Next to Changi airport, the so-called campus regroups all existing Goodrich service businesses under one roof. Moreover, a $23 million investment now more than doubles the surface, at 530,000 square feet. The newer part has been operating since October.

The first part of this facility opened four years ago, vice president and general manager Ken Tan told AIN during a factory tour. “After two years, we realized we were running out of space,” he recalled. So why does Goodrich call the facility a campus? “We want a collegial environment, where we leverage all skills, encourage other people to come and settle, which eventually yields synergy,” vice president T.C. Chan said.

MRO capabilities include nacelles, flight controls, cargo power drive units, engine components, actuators and evacuation slides. Services cover a broad range of aircraft, both civil and military, including the Airbus A380, Boeing 787 and Lockheed Martin F-35 Lightning II.

According to Tan, the new facility controls a 90-percent market share of the Boeing 777 MRO work it can do in the region. It  services Goodrich products and those of other companies. “Composites are our strong point,” Tan said. An expert in engine nacelles, he now oversees the maintenance of the MD-11 fan cowls he designed years ago. Goodrich has two autoclaves in Singapore. One of them is the largest in the region, Tan claimed, at 15 feet in diameter and 40 feet in length.

Another sophisticated job here involves Fadec testing. “We have a special chamber, simulating the flight cycle with huge variations in temperature and pressure,” Chan explained. Engineers use it for Rolls-Royce Trent 700 and 800 engines. Not far from there, the company plans to service Airbus A380 landing gear components.

Some research and development takes place here, too. For example, Goodrich designers have worked on a fan cowl for Pratt & Whitney’s geared turbofan engine, currently in development. It just shipped the first cowl to North America.

The campus currently houses 700 employees, some 550 of whom work on aerostructures. As a result of a “workforce inventing” program, inspectors now use wireless palmtop computers. “The database is thus fed more easily, which helps procurement people know what to buy,” Tan said.
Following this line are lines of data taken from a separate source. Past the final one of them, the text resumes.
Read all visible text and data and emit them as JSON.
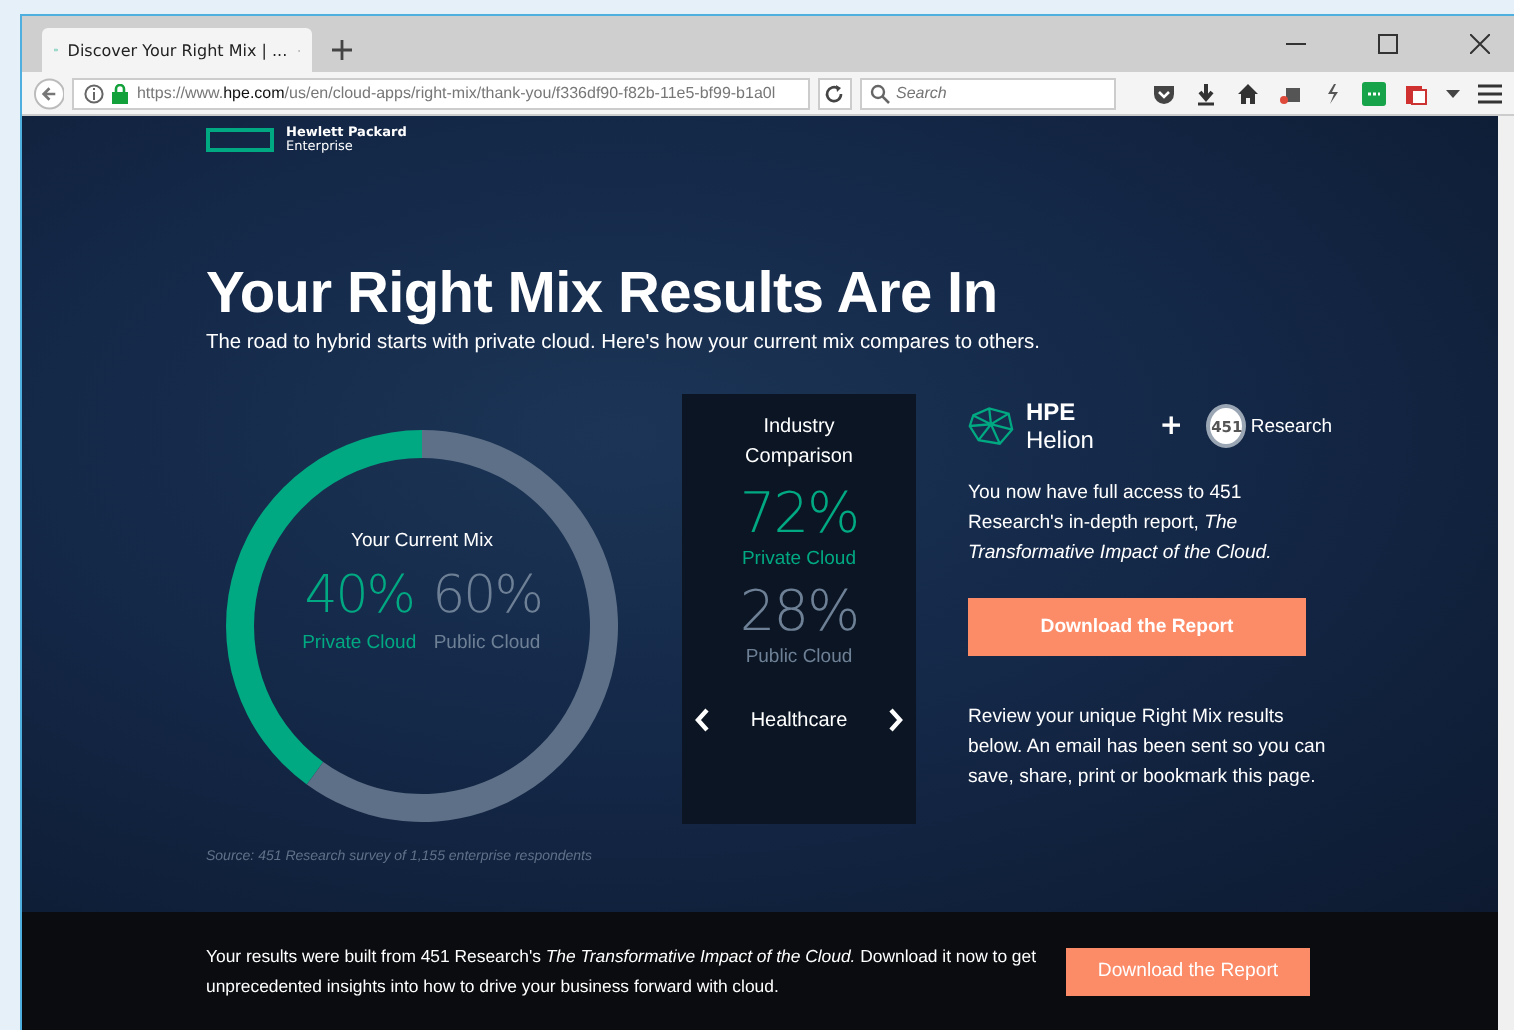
{
  "browser": {
    "tab": {
      "title": "Discover Your Right Mix | ...",
      "selected": true
    },
    "url": "https://www.**hpe.com**/us/en/cloud-apps/right-mix/thank-you/f336df90-f82b-11e5-bf99-b1a0l",
    "search": {
      "placeholder": "Search"
    }
  },
  "page": {
    "logo": {
      "line1": "Hewlett Packard",
      "line2": "Enterprise"
    },
    "title": "Your Right Mix Results Are In",
    "subtitle": "The road to hybrid starts with private cloud. Here's how your current mix compares to others.",
    "current_mix": {
      "chart_data": {
        "type": "donut",
        "title": "Your Current Mix",
        "categories": [
          "Private Cloud",
          "Public Cloud"
        ],
        "values": [
          40,
          60
        ],
        "value_labels": [
          "40%",
          "60%"
        ]
      }
    },
    "source": "Source: 451 Research survey of 1,155 enterprise respondents",
    "industry": {
      "heading": "Industry Comparison",
      "stats": [
        {
          "value": "72%",
          "label": "Private Cloud",
          "kind": "private"
        },
        {
          "value": "28%",
          "label": "Public Cloud",
          "kind": "public"
        }
      ],
      "sector": "Healthcare"
    },
    "partners": {
      "helion": "**HPE** Helion",
      "plus": "+",
      "badge": "451",
      "research": "Research"
    },
    "access_text": "You now have full access to 451 Research's in-depth report, *The Transformative Impact of the Cloud.*",
    "download": "Download the Report",
    "review_text": "Review your unique Right Mix results below. An email has been sent so you can save, share, print or bookmark this page.",
    "footer": {
      "text": "Your results were built from 451 Research's *The Transformative Impact of the Cloud.* Download it now to get unprecedented insights into how to drive your business forward with cloud.",
      "button": "Download the Report"
    }
  }
}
Goodrich joins a growing list of companies reaping the fruits of Singapore’s exemplary educational system, and thus emphasizes hiring locals rather than expats. “Most engineers are local graduates,” Tan told AIN. Company training now takes place here, too, rather than in the U.S.